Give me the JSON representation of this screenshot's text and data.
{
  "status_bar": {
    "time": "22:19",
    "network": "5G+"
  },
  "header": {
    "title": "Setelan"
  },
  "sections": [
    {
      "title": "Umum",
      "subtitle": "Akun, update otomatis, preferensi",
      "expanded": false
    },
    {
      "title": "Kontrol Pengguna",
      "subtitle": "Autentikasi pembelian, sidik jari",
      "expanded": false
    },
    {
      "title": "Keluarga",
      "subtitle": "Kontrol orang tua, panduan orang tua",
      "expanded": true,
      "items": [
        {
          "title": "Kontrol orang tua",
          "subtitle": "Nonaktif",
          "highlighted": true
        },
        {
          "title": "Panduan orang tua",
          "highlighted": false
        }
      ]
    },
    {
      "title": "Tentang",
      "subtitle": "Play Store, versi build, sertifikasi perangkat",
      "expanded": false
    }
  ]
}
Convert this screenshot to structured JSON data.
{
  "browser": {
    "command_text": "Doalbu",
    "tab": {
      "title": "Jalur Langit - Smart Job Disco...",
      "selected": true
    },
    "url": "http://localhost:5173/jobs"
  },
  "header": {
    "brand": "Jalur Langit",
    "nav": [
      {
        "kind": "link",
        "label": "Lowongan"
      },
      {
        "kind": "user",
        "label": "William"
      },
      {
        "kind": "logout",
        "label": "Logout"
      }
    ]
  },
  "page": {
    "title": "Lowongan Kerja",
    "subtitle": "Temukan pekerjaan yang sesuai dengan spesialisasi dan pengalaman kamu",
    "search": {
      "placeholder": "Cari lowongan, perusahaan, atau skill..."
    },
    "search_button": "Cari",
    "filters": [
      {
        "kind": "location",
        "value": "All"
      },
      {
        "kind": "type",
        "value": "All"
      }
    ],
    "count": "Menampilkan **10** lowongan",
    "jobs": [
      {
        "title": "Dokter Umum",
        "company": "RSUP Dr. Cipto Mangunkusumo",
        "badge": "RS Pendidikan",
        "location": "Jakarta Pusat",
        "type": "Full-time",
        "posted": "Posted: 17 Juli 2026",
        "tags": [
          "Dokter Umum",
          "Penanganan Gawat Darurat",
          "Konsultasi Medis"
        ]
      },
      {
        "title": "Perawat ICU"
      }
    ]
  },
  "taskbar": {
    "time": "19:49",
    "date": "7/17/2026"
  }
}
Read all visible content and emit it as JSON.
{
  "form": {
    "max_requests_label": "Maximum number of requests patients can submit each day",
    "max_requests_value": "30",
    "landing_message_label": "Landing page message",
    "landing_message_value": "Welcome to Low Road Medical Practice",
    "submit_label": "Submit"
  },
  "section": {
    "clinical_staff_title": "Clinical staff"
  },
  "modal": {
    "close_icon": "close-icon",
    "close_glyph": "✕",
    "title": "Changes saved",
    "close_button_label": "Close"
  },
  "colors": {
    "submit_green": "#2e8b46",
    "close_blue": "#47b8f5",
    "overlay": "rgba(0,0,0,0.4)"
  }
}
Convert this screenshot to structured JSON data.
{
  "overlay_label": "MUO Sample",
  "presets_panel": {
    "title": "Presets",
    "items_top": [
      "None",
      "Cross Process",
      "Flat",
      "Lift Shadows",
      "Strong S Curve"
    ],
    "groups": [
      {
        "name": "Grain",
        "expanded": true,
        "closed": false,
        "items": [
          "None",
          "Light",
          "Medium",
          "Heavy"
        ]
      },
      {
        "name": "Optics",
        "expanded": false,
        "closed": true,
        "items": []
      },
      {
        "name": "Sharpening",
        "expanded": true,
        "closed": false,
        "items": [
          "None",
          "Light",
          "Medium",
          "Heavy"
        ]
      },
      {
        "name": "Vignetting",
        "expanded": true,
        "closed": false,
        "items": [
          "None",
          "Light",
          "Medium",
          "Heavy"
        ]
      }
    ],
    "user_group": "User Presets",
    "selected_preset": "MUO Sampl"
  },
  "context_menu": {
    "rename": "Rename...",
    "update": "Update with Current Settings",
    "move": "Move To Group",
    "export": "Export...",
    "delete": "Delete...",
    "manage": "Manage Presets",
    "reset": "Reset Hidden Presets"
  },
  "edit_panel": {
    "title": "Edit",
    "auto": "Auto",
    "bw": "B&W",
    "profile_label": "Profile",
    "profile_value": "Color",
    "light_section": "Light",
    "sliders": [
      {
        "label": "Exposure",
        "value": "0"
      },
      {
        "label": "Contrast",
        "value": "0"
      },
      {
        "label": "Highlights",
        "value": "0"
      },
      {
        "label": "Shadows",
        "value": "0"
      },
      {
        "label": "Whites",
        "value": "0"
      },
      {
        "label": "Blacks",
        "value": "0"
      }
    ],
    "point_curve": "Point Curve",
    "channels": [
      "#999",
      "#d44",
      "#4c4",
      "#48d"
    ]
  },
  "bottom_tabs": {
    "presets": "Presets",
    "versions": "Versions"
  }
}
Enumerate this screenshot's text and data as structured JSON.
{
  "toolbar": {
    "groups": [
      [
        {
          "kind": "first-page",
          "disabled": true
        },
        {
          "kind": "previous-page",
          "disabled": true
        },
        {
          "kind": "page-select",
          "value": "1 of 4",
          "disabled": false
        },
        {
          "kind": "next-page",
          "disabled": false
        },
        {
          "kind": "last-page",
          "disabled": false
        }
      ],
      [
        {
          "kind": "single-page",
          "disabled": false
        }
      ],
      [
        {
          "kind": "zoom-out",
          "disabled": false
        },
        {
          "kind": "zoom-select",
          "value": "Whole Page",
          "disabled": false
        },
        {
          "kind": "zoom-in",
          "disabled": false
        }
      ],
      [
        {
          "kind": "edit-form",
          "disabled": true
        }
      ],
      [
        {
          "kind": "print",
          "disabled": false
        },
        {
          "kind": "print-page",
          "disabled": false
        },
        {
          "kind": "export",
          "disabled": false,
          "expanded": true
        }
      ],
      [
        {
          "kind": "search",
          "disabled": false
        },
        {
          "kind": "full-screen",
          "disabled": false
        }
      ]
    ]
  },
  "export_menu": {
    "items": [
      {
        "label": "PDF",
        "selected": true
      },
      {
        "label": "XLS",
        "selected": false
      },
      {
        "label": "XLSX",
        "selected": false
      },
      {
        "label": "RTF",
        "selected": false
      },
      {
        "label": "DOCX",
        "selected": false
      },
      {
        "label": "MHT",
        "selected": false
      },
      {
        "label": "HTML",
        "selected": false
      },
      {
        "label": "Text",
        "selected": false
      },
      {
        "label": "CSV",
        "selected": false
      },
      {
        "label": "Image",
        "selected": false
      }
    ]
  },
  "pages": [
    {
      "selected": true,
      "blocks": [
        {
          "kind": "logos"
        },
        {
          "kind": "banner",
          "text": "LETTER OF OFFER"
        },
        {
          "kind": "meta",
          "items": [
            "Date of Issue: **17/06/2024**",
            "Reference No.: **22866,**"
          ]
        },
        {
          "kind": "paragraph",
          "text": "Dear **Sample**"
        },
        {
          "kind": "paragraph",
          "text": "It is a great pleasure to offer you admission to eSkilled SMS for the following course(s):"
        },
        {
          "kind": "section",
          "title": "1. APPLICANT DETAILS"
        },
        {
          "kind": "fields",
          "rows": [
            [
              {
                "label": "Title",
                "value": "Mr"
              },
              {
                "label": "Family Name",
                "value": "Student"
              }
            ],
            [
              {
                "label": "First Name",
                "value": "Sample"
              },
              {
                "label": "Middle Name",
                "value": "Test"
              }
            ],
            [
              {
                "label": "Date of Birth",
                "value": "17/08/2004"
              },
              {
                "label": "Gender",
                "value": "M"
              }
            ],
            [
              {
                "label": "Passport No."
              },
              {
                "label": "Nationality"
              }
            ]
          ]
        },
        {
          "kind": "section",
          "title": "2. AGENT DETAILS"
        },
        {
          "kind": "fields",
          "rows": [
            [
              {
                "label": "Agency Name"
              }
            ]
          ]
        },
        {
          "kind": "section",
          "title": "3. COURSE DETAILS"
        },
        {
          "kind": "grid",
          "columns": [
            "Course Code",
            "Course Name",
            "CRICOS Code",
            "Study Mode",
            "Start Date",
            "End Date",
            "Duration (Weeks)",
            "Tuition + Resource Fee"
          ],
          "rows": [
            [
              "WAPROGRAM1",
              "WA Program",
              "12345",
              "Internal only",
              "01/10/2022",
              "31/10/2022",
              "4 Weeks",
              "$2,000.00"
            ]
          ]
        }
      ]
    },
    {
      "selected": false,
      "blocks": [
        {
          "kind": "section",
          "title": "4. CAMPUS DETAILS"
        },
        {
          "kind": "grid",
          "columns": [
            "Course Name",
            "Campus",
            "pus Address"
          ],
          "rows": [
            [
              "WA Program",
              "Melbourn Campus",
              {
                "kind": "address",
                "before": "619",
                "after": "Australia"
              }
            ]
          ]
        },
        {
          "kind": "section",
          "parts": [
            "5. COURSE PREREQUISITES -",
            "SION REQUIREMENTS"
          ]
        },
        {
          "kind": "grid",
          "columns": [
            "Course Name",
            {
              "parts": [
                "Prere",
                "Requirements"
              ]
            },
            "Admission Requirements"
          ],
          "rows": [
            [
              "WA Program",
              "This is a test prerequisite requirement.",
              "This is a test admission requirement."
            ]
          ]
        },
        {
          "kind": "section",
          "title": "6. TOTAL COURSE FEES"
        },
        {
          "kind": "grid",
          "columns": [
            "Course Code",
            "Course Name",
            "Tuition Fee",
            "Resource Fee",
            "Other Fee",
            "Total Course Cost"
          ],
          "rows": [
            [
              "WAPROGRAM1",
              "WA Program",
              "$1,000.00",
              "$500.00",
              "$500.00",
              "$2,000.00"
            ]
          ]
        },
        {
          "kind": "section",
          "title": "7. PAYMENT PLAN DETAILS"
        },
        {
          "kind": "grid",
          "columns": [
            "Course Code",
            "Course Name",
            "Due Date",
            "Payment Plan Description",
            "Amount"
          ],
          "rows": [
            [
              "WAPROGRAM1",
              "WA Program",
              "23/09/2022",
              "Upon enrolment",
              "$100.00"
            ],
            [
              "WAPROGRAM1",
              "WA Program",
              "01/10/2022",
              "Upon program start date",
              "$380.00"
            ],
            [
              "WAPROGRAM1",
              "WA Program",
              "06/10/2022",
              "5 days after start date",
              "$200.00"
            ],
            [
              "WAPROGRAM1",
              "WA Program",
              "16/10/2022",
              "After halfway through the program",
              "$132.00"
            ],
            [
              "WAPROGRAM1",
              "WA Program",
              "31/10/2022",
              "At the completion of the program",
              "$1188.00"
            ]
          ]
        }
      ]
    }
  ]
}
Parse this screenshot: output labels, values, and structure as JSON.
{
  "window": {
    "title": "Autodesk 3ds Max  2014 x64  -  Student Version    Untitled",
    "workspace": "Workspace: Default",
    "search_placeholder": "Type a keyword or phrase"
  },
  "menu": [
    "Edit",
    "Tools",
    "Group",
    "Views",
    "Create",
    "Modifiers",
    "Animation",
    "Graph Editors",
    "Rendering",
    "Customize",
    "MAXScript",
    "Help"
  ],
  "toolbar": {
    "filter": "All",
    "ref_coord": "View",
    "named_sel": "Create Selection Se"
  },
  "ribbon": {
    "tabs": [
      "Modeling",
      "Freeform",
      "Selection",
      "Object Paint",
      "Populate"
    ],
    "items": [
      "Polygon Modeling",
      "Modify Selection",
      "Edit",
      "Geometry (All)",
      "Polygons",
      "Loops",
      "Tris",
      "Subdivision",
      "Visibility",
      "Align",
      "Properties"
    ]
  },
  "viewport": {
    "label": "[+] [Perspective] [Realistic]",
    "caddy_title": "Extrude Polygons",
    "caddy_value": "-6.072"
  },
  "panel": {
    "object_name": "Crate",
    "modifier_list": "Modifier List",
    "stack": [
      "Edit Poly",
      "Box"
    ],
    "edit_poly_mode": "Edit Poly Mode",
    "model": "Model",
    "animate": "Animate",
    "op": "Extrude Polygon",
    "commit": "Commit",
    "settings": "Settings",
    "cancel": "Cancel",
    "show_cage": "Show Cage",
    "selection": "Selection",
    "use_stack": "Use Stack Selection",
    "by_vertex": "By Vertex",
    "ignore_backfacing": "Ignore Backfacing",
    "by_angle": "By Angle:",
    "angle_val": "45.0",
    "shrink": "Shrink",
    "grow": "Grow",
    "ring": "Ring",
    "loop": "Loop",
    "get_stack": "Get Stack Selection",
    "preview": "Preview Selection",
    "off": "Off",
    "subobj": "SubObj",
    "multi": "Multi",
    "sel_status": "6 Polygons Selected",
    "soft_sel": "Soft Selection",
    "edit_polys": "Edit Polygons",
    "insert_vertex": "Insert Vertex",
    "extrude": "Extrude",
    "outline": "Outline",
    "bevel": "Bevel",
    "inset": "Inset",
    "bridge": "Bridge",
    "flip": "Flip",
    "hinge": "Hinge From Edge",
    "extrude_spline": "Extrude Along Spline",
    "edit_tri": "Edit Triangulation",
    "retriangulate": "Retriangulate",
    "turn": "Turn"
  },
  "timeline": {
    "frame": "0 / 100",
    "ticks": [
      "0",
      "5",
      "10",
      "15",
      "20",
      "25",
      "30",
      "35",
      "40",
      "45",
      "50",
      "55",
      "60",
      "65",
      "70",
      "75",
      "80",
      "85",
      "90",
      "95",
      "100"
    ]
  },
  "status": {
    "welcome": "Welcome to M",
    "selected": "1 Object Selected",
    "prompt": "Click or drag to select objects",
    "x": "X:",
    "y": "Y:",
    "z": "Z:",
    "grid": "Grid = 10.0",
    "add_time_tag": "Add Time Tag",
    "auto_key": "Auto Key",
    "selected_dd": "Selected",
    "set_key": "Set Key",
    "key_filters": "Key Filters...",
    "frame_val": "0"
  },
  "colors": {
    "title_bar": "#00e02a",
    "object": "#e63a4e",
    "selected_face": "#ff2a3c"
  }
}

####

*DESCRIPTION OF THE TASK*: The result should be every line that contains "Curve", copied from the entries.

*ANSWER BOX*:
      "Strong S Curve"
    "point_curve": "Point Curve",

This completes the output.